Russia – the largest gas producer – is increasing its influence in Europe and Asia by building pipelines that link its territory to these regions and enable it to provide this valuable resource.
In particular, it is the Nord Stream 2, Siberian Force and the Turkish Stream, writes Bloomberg.
The agency points out that Russia has supplied gas to Europe since the end of World War II. Last year, the country suppressed a third of European fuel demand. Experts also predict that by 2025 Moscow will supply 40% of the total volume of gas to the continent. This could be facilitated by increased demand for gas from China and its Asian neighbors, as well as reduced production at the Groningen Dutch gas field.
It should be noted that the closure of the last nuclear reactor and a number of thermoelectric plants in Germany in 2022 will also lead to an increase in demand.
Bloomberg claimss that Russian gas projects also have enemies, in particular US President Donald Trump, who called Germany a “hostage to Moscow” and signed a law that imposes sanctions on companies that cooperate with Nord Stream 2. In addition to the United States, until 2022 Poland plans to stop buying Russian gas and replace it with the Norwegian.
At the same time, the German authorities stress that for decades Moscow remained a reliable supplier – neither the Cold War nor the escalation of tensions in relations due to the situation in Ukraine prevented this. Entrepreneurs in Germany also point out that the growing influence of the Russian company Gazprom (energy giant) does not cause them any concern.
3 Russian pipelines
In 2014, Gazprom signed a 30-year agreement with China’s National Petroleum Corporation and agreed to supply 38 billion cubic meters of Russian gas per year through the Siberia Force pipeline.
The pipeline will also transport gas from the Irkutsk and Yakutia production centers to consumers in Russia’s eastern tip.
Another important gas pipeline is Nord Stream 2, which represents a joint venture between Russian gas giant Gazprom and five European companies. The aim of the project is to provide 55 billion cubic meters of Russian natural gas annually directly to the European Union via the Baltic Sea.
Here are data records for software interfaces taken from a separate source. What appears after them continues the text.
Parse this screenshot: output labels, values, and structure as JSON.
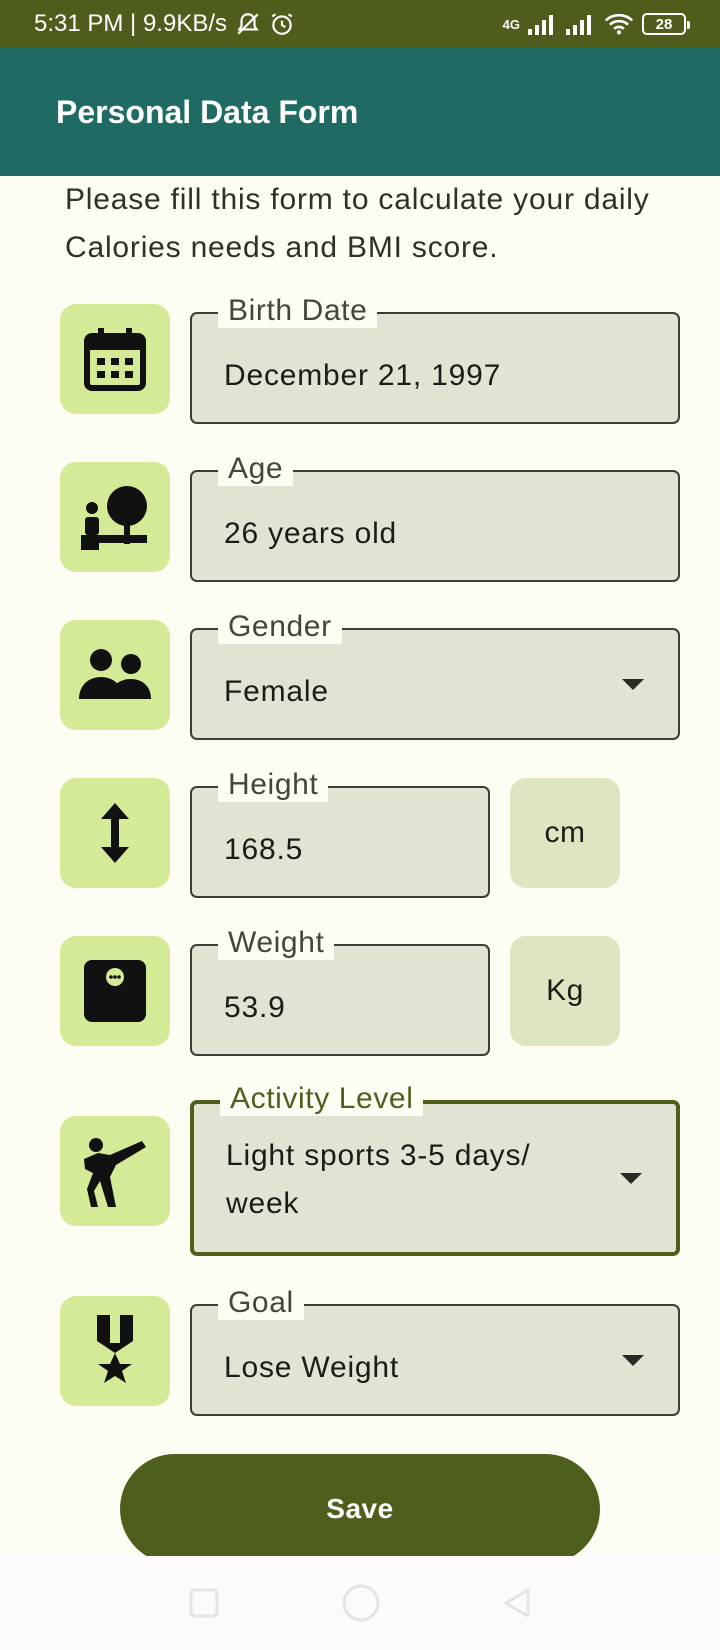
{
  "status_bar": {
    "time_speed": "5:31 PM | 9.9KB/s",
    "network": "4G",
    "battery": "28"
  },
  "app_bar": {
    "title": "Personal Data Form"
  },
  "intro_text": "Please fill this form to calculate your daily Calories needs and BMI score.",
  "fields": {
    "birth_date": {
      "label": "Birth Date",
      "value": "December 21, 1997",
      "icon": "calendar-icon"
    },
    "age": {
      "label": "Age",
      "value": "26 years old",
      "icon": "child-tree-icon"
    },
    "gender": {
      "label": "Gender",
      "value": "Female",
      "icon": "people-icon"
    },
    "height": {
      "label": "Height",
      "value": "168.5",
      "unit": "cm",
      "icon": "height-arrow-icon"
    },
    "weight": {
      "label": "Weight",
      "value": "53.9",
      "unit": "Kg",
      "icon": "scale-icon"
    },
    "activity": {
      "label": "Activity Level",
      "value": "Light sports 3-5 days/ week",
      "icon": "kick-icon"
    },
    "goal": {
      "label": "Goal",
      "value": "Lose Weight",
      "icon": "medal-icon"
    }
  },
  "save_label": "Save",
  "colors": {
    "status_bar": "#4e5d1b",
    "app_bar": "#1f6b63",
    "icon_box": "#d5ea96",
    "field_bg": "#e1e4d2",
    "button": "#4e5f1d",
    "background": "#fdfdf3"
  }
}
When talking about the Turkish Current project, it is worth noting that it was announced at the end of 2014 by Russian President Vladimir Putin during an official visit to Turkey. In November 2015, the project was suspended after a Russian Su-24 aircraft was overthrown by a Turkish fighter in Syria. Relations between Moscow and Ankara were resumed in June last year, following Turkey’s apology to Russia.
In October 2016, Moscow and Ankara signed an intergovernmental agreement on the construction of two submarine pipeline lines across the Black Sea. It is estimated that the annual capacity of each line will reach 15.75 billion cubic meters of natural gas.